April 10, 1872
First Arbor Day
Go out and plant a tree today–a pine, an elm, an oak, a mimosa–it doesn’t matter what kind.
On April 10, 1872, Nebraskans celebrated the first Arbor Day by planting more than a million trees. Julius Sterling Morton, a newspaper editor and former governor, saw his dream fulfilled after years of asking Congress to designate a day to encourage the planting of trees. In 1885, the Nebraskans moved the date to April 22 in honor of Morton’s birthday. Today people celebrate Arbor Day worldwide on the last Friday in April. Do you celebrate Arbor Day? Where did you first hear of this holiday?
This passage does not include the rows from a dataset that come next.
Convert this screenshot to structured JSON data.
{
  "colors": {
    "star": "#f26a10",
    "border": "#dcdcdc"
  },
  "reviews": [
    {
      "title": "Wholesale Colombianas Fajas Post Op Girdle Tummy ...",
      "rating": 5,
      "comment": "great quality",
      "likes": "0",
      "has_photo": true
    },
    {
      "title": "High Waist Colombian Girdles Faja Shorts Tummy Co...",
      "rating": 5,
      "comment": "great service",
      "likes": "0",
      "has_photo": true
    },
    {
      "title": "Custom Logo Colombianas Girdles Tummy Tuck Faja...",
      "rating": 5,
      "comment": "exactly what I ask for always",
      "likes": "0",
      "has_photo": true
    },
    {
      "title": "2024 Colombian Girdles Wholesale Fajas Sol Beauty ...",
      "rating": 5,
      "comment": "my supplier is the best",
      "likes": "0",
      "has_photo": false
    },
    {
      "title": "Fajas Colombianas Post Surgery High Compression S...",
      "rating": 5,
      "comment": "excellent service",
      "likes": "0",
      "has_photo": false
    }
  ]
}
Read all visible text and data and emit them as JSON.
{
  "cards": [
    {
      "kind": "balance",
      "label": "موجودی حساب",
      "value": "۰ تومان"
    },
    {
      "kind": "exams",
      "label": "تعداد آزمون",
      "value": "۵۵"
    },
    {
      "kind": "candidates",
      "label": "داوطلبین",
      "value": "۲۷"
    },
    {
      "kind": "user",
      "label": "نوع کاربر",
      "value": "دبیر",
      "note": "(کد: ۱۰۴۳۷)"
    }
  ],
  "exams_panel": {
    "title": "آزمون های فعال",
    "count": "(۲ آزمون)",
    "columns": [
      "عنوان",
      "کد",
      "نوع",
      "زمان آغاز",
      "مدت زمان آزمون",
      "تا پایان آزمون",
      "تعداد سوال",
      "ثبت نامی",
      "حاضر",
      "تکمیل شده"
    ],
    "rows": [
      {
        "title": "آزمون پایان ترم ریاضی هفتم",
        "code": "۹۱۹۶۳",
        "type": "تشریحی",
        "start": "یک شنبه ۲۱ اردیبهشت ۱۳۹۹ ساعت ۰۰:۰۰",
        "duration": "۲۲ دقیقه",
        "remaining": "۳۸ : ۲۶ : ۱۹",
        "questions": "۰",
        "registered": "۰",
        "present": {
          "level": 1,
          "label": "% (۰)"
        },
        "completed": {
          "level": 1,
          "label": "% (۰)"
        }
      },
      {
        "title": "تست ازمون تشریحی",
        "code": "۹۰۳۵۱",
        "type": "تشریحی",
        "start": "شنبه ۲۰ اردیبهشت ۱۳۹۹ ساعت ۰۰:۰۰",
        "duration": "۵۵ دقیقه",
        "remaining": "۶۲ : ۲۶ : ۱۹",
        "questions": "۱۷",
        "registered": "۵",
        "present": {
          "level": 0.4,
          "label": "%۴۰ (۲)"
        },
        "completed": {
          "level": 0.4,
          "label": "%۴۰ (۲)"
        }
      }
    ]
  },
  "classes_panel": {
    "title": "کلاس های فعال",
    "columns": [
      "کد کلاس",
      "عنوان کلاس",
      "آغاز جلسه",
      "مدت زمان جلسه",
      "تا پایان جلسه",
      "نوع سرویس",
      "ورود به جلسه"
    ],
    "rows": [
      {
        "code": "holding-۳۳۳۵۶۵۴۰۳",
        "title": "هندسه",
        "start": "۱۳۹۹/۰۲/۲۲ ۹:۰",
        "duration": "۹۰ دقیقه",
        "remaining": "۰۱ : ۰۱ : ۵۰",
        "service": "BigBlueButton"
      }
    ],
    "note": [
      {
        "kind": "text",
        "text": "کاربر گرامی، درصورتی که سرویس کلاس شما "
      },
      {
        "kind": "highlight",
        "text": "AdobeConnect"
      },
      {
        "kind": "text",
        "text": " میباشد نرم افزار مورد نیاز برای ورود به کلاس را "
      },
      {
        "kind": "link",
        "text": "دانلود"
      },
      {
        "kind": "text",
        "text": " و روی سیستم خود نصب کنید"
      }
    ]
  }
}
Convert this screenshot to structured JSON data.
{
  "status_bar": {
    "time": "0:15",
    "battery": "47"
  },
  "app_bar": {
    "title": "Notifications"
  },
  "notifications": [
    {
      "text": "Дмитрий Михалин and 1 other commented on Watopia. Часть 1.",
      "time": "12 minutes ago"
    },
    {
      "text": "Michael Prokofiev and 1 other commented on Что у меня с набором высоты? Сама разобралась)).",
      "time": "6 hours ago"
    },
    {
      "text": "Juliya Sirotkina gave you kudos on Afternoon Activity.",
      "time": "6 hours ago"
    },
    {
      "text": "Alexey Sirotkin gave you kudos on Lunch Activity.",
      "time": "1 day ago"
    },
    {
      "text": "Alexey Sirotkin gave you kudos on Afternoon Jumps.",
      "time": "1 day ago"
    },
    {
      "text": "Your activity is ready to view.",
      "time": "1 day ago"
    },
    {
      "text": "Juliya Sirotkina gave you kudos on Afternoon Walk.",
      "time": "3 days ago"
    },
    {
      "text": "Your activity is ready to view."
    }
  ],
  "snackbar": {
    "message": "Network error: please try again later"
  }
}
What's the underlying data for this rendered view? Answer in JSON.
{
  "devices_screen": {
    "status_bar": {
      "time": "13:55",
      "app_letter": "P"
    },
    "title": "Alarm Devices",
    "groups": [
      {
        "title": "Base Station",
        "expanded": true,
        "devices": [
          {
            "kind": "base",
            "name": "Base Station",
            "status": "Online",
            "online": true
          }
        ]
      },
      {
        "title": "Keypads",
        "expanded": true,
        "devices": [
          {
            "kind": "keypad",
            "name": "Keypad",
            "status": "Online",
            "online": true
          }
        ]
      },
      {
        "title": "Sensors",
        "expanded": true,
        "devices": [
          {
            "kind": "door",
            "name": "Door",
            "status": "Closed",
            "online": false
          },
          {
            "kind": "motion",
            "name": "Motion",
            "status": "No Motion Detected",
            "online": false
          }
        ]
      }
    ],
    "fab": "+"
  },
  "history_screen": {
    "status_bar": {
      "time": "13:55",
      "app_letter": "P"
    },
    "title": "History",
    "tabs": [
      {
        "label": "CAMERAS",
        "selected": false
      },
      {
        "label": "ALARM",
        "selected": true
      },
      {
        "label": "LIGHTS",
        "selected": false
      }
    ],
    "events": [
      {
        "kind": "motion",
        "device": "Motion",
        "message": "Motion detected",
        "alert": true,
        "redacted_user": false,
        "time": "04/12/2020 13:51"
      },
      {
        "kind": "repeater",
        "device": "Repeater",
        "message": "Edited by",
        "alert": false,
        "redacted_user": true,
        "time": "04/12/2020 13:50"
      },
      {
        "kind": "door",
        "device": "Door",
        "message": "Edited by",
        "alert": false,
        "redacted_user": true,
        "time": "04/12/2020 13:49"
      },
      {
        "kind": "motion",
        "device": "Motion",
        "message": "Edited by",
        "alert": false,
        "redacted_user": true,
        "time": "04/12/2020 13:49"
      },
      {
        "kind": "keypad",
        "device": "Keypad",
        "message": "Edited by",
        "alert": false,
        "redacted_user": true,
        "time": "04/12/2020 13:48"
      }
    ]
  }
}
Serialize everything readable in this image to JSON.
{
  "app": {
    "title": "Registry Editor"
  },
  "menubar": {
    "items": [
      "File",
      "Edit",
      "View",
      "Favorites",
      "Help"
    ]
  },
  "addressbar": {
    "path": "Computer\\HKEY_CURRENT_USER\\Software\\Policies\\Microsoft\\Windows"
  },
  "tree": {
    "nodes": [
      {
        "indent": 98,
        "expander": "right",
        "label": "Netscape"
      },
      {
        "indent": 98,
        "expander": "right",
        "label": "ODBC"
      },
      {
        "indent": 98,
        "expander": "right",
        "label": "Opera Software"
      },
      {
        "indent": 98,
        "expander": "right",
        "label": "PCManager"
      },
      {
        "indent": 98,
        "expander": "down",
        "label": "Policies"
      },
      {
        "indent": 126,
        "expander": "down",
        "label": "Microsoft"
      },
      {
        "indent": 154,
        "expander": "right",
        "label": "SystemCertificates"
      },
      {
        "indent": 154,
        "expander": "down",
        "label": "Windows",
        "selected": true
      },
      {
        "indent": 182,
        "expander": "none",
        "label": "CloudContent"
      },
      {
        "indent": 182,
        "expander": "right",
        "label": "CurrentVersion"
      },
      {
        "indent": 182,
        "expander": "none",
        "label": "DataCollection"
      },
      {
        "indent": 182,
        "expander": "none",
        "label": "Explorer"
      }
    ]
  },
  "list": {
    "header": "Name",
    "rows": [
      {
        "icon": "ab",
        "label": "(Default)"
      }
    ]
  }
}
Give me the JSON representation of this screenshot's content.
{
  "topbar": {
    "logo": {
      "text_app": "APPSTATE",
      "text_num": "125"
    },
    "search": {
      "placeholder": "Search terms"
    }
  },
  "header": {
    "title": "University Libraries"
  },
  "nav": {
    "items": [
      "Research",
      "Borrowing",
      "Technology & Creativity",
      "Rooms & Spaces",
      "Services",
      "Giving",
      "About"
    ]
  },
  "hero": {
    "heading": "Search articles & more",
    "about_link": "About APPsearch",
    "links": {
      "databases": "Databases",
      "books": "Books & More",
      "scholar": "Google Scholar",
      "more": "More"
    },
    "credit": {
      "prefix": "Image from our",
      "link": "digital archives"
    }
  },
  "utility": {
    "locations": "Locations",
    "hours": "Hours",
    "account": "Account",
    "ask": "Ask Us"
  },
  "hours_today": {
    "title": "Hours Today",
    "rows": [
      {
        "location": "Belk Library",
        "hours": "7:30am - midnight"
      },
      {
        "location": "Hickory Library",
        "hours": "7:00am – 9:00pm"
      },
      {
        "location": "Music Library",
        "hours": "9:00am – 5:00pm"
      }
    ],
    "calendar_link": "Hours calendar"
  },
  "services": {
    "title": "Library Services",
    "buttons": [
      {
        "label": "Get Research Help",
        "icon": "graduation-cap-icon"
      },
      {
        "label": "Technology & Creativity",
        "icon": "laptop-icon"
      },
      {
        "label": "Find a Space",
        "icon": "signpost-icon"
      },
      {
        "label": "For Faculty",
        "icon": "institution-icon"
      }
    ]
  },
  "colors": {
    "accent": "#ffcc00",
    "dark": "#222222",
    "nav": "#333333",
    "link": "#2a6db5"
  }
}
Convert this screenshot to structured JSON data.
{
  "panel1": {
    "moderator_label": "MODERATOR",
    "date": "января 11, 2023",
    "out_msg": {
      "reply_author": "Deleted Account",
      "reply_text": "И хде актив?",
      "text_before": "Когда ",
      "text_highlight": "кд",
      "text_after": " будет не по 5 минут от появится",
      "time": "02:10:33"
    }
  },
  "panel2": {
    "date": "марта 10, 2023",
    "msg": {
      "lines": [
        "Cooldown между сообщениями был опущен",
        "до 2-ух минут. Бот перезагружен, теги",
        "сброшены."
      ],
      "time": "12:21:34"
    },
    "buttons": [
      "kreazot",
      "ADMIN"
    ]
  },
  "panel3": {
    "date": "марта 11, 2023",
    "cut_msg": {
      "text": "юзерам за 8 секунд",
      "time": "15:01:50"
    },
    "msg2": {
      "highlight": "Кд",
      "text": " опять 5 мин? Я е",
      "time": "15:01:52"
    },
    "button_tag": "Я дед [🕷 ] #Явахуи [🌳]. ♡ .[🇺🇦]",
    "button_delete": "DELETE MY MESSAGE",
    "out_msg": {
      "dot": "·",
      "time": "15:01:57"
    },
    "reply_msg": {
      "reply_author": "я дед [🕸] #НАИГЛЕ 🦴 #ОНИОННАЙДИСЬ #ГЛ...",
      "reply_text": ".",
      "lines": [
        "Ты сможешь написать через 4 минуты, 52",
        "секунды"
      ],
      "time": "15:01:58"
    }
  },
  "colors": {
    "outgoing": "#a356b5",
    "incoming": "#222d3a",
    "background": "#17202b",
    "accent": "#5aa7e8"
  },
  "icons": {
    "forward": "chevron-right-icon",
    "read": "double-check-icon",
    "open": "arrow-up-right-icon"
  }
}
You may have heard of Arbor Day at school. Observed by all the states by 1907, schoolchildren helped out the most to keep the day alive and growing. Arbor Day programs urged children to plant a tree as a patriotic act, as a good investment for the future, and as a way to beautify the community. Conservationists (people who work to protect nature) today would encourage you to plant a willow, a redwood, a birch, or a palm to help in the battle against deforestation (the clearing of trees from a location). Can you imagine a world without trees? Celebrate Arbor Day!